> [WORK TO BE COMPLETED]: In the records below, find each line holding the word "JSON" and copy it.

[[ DATA FOR ANALYSIS open ]]

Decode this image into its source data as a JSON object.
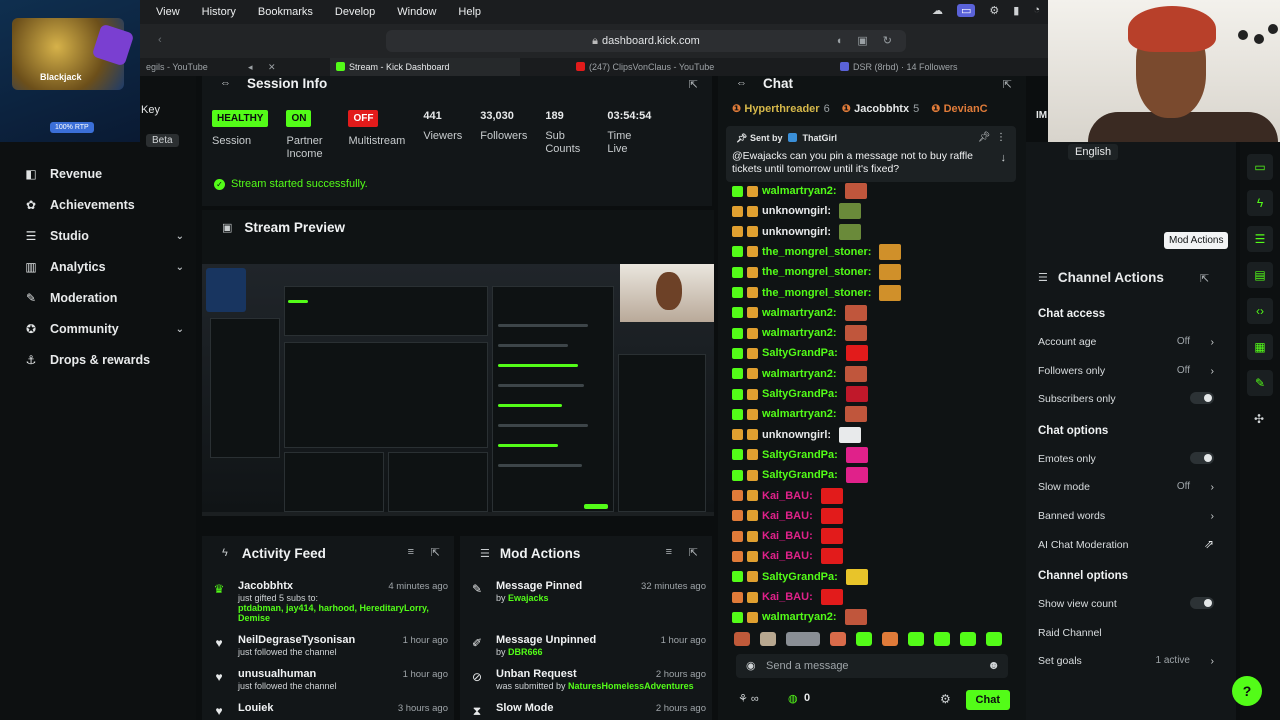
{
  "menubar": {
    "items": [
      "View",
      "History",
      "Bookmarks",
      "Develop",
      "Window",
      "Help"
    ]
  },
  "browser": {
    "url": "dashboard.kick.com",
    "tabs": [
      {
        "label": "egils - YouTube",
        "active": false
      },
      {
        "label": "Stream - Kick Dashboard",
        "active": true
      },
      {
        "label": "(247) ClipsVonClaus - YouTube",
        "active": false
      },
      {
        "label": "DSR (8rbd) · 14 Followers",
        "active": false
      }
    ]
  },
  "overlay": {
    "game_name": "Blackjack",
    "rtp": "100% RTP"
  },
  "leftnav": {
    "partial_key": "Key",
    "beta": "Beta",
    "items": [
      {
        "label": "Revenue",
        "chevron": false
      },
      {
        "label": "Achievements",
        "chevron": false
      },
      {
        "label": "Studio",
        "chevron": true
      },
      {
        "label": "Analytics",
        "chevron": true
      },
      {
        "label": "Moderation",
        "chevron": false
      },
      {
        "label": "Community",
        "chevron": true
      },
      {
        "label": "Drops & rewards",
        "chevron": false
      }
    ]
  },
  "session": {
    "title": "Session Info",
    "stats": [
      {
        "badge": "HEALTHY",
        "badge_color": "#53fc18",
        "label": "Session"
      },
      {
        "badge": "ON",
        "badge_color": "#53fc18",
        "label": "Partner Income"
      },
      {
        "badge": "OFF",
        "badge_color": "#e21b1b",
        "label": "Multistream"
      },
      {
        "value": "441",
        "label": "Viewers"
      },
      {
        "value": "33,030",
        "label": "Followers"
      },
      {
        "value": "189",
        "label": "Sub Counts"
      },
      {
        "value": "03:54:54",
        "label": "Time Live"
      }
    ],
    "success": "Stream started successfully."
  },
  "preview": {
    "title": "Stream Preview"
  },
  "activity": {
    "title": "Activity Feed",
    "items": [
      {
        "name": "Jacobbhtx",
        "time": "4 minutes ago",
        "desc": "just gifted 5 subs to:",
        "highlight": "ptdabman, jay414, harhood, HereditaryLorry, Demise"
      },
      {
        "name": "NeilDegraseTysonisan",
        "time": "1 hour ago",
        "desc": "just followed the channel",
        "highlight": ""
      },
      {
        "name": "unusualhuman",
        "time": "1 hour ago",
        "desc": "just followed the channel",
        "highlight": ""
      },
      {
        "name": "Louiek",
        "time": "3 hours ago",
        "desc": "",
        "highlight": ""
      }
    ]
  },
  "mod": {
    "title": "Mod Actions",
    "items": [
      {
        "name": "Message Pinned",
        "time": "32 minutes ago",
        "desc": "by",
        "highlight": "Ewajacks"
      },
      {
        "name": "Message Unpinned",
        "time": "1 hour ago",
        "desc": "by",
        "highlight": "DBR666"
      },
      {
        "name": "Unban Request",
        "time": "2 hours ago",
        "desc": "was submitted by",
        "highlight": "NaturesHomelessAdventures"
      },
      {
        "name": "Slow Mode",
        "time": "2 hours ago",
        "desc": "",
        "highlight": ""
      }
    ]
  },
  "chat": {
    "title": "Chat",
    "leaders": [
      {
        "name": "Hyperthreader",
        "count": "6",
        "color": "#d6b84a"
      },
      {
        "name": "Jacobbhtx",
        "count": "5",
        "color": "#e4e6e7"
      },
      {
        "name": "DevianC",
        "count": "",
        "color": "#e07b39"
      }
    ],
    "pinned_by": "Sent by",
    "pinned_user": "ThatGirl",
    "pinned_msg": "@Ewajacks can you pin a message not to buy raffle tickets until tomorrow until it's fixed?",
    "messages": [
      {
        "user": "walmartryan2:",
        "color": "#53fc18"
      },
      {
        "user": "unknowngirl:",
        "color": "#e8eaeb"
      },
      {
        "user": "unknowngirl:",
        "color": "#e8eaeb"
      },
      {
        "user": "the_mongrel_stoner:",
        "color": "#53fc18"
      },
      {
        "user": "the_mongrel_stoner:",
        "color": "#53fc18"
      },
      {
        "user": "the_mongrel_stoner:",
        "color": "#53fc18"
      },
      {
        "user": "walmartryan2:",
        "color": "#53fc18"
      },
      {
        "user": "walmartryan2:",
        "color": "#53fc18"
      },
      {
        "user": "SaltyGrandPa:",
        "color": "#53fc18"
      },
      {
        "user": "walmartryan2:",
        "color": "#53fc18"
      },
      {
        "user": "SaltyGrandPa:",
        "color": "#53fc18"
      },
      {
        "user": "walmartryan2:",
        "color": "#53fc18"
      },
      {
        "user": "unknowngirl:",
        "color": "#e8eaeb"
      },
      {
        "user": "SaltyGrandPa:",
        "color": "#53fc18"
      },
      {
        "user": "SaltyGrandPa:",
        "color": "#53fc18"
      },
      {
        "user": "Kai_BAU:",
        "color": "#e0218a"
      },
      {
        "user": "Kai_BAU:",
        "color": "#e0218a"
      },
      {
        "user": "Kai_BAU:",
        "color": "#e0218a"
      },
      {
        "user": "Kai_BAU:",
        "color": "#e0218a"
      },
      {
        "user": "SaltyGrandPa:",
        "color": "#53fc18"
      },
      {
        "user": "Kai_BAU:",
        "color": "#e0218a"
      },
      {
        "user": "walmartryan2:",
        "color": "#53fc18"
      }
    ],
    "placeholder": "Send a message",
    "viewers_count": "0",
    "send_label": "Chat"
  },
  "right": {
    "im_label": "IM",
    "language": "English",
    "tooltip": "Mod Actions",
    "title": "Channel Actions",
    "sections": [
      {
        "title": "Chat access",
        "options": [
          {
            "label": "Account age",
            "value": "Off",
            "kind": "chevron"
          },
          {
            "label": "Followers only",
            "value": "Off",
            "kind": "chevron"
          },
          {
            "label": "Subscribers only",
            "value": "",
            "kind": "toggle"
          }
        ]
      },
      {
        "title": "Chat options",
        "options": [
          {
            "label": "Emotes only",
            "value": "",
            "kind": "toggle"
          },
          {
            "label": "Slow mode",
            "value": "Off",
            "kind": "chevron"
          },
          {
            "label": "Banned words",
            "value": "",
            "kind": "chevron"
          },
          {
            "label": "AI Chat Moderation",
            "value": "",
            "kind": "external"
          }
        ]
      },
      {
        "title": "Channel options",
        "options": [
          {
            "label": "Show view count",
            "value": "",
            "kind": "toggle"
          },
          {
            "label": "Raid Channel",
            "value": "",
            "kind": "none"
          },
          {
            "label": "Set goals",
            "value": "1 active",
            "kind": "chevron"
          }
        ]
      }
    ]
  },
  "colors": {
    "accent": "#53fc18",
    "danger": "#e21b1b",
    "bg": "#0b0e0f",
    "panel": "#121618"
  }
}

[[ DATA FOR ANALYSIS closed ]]
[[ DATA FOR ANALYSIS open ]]

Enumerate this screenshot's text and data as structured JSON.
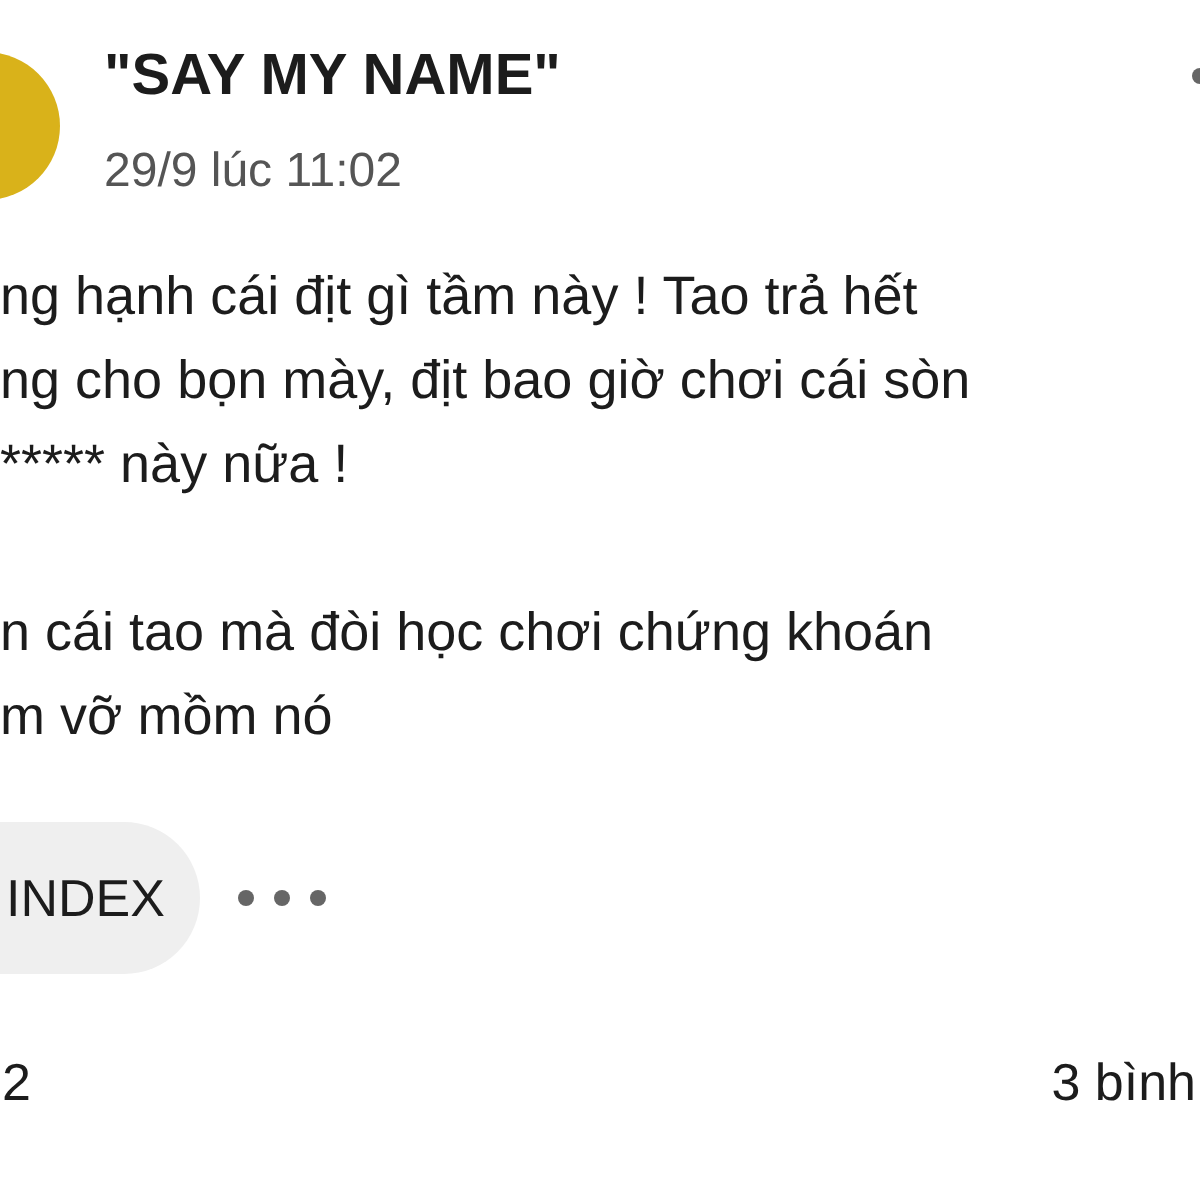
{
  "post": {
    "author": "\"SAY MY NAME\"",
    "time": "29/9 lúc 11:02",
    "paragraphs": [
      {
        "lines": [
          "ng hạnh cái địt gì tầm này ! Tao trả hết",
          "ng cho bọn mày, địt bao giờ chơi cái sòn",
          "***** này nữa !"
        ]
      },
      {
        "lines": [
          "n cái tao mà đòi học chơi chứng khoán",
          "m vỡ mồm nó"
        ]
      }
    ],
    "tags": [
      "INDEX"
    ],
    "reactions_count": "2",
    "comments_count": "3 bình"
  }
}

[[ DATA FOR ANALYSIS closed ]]
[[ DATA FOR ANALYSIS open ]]

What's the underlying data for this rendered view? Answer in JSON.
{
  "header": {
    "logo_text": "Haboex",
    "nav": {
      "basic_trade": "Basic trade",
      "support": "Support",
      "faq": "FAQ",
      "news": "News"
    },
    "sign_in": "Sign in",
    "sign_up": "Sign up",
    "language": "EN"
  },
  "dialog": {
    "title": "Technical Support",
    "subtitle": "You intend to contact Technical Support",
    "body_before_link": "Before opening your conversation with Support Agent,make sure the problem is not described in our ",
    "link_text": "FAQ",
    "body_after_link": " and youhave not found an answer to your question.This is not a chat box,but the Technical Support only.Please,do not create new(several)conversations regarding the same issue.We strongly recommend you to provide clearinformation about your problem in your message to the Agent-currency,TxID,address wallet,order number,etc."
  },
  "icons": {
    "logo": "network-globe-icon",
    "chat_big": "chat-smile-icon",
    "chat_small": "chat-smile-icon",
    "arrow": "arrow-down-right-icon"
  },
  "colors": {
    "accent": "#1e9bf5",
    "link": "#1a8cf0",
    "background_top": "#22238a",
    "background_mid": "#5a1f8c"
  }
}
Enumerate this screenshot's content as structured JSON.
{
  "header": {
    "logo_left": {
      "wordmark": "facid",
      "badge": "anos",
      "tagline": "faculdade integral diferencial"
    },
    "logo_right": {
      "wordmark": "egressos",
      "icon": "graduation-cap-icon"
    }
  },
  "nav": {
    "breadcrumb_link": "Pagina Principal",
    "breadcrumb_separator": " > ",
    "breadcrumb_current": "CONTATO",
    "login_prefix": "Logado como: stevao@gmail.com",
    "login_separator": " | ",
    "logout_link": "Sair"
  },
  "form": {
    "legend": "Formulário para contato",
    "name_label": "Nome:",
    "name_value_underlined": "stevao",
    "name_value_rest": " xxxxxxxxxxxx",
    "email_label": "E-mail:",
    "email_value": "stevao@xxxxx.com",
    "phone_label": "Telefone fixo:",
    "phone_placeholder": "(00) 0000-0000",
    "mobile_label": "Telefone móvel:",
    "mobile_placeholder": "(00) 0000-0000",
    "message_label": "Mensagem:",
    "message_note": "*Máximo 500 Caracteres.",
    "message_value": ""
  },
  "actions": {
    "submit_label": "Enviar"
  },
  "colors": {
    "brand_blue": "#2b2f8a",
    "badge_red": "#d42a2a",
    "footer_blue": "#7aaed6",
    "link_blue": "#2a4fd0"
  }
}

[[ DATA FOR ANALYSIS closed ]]

> [PROBLEM SOLUTION]:
Decode this image into its source data as a JSON object.
Enumerate this screenshot's text and data as structured JSON.
What's the underlying data for this rendered view? Answer in JSON.
Enumerate this screenshot's content as structured JSON.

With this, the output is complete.